**REQUIRED ACTION**
Look through the records below and collect all lines that hold the string "Area".

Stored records
/---

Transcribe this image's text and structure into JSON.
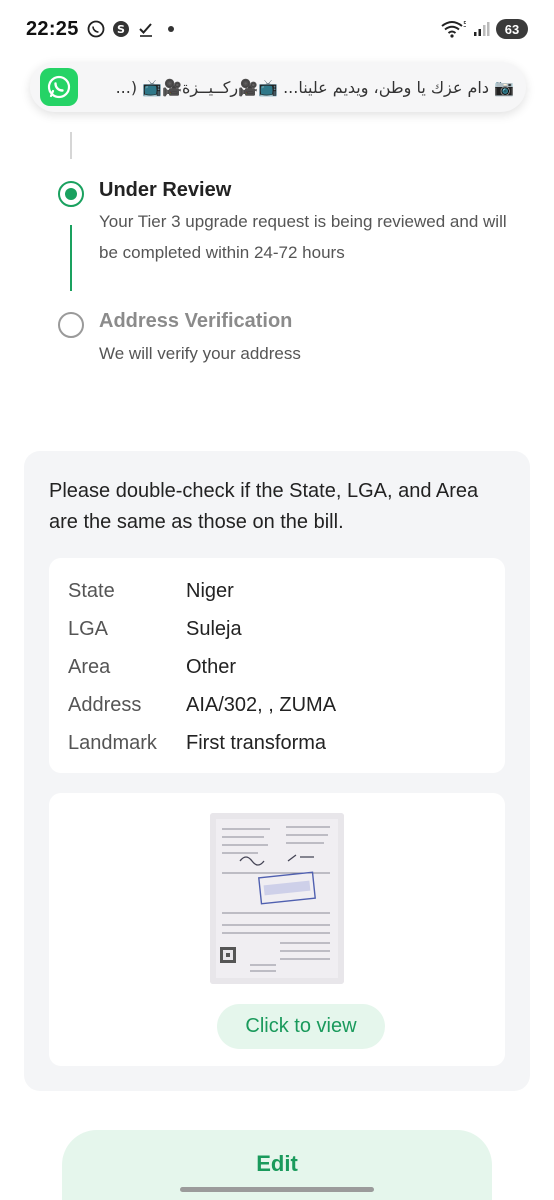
{
  "status_bar": {
    "time": "22:25",
    "battery": "63",
    "left_icons": [
      "whatsapp-icon",
      "s-app-icon",
      "checkmark-icon",
      "dot-icon"
    ],
    "right_icons": [
      "wifi-icon",
      "signal-icon",
      "battery-icon"
    ]
  },
  "notification": {
    "text": "📷 دام عزك يا وطن، ويديم علينا... 📺🎥ركــيــزة🎥📺 (...",
    "icon": "whatsapp-icon",
    "accent": "#25d366"
  },
  "timeline": {
    "steps": [
      {
        "title": "Under Review",
        "description": "Your Tier 3 upgrade request is being reviewed and will be completed within 24-72 hours",
        "state": "active"
      },
      {
        "title": "Address Verification",
        "description": "We will verify your address",
        "state": "pending"
      }
    ],
    "accent": "#1aa15f"
  },
  "card": {
    "intro": "Please double-check if the State, LGA, and Area are the same as those on the bill.",
    "fields": [
      {
        "label": "State",
        "value": "Niger"
      },
      {
        "label": "LGA",
        "value": "Suleja"
      },
      {
        "label": "Area",
        "value": "Other"
      },
      {
        "label": "Address",
        "value": "AIA/302, , ZUMA"
      },
      {
        "label": "Landmark",
        "value": "First transforma"
      }
    ],
    "view_button": "Click to view"
  },
  "edit_button": "Edit"
}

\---

**SOLVED EXERCISE**
    "intro": "Please double-check if the State, LGA, and Area are the same as those on the bill.",
        "label": "Area",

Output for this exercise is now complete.